A Monument for Edo Fimmen
‘Vaart vrij’ is a monument in Rotterdam, The Netherlands, in memory of the Dutch trade unionist Edo Fimmen
A Rotterdam dockers’ strike in 1896 led to the establishment of the International Transport Workers’ Federation (ITF). Between the two world wars, Edo Fimmen (1881-1942) led the trade union in worldwide opposition to fascism, racism and colonial oppression. Internationally, this earned him a good reputation.
Fimmen declined a nomination for the Nobel Peace Prize in 1937. A nomination initiated by Willi Fichler, the leader of the German Social Democratic Party of Germany (SPD) and supported by, among others, the French author André Gide, the German author Thomas Mann, British philosopher and mathematician Bertrand Rusell and Belgian, socialist politician Hendrik de Man.
Fimmen played a very important role in supporting the Spanish Republic during the Spanish Civil War. He supported the trade union members’ fight against Nazi-Germany that was supporting the Spanish fascist coup.
Fimmens died 14. December 1942 in Mexico unnoticed in occupied Holland. He fell into oblivion in his homeland, in the international trade union movement, however, he remained legendary.
The monument is created by sculptor Ben Zegers. The title of the monument ‘Vaart vrij’ is taken from the German railway workers’ magazine Fahrt Frei, which can be translated into something like ‘Go ahead’.
The sculpture group consists of a reclining and an upright fist.
Two municipal information plaques have been placed next to the monument, one of them entitled ‘Vaart vrij!’
The text on the plaque reads: “A strike by the Rotterdam port workers in 1896 led to the establishment of the International Transport Workers Federation (ITF). The Dutch trade union leader Edo Fimmen (1881-1942) led the ITF in worldwide opposition to fascism, racism and colonial domination.
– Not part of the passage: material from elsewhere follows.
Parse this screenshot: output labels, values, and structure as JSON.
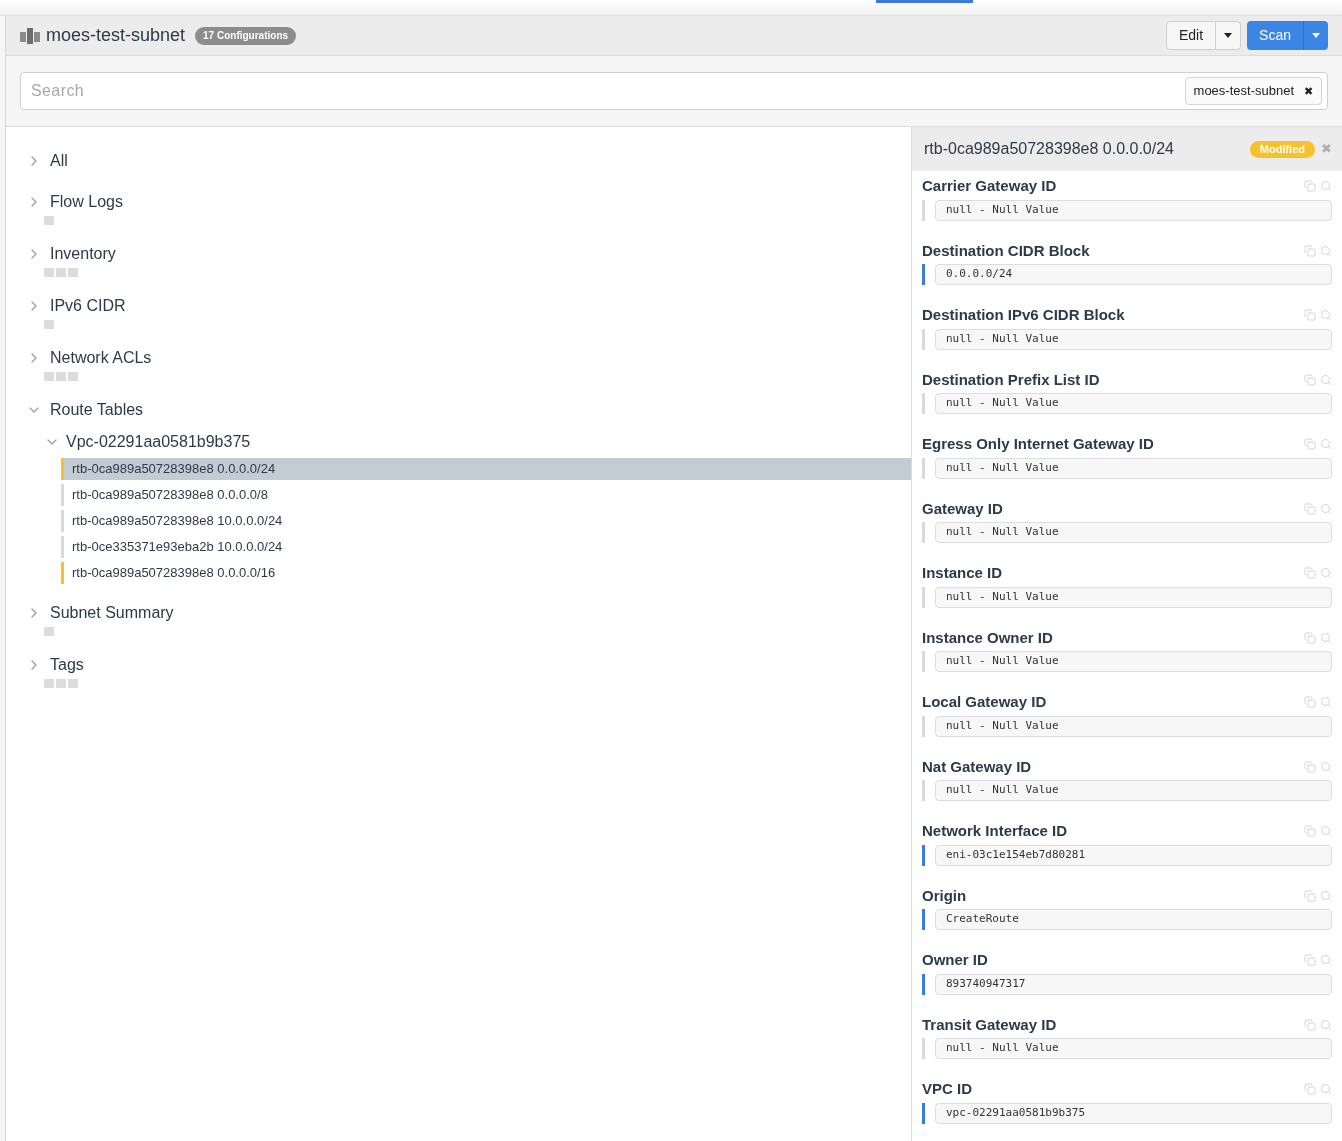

On the occasion of the centenary of the ITF, the statue was donated to the city of Rotterdam by the Transport Association FNV.
The artwork was unveiled by Eike Eulen, chairman of the ITF, on November 28, 1997, in the European Year against Racism.
Artist: Ben Zegers”
Een ijzeren vuist in een zijden handschoen (‘An iron fist in a silk glove’)
The other information plaque bears a profile of Edo Fimmen: “The Rotterdam sculptor Ben Zegers made the monument as a reminder of the Dutch trade union leader Edo Fimmen. The artwork consists of two full-length sheet steel pedestals with stylized fists. The monument bears the profile of Edo Fimmen. Between the two world wars Fimmen led the International Transport Workers Federation. Internationally, Fimmen gained a great reputation as a fighter against fascism, racism and colonial oppression. He declined a nomination for the Nobel Peace Prize. The German SPD leader Willi Fichler took the initiative with the support of, among others, André Gide, Thomas Mann, Bertrand Rusell and Hendrik de Man. Fimmens died in 1942 in Mexico unnoticed in occupied Holland. Then he fell into oblivion here. In the international trade union movement, however, he remained legendary.
The motto “an iron fist in a silk glove” refers to a statement by Edo Fimmen about the ITF.”
The monument can be found at:
Rotterdam, The Netherlands
51°54’7″ – 4°28’48”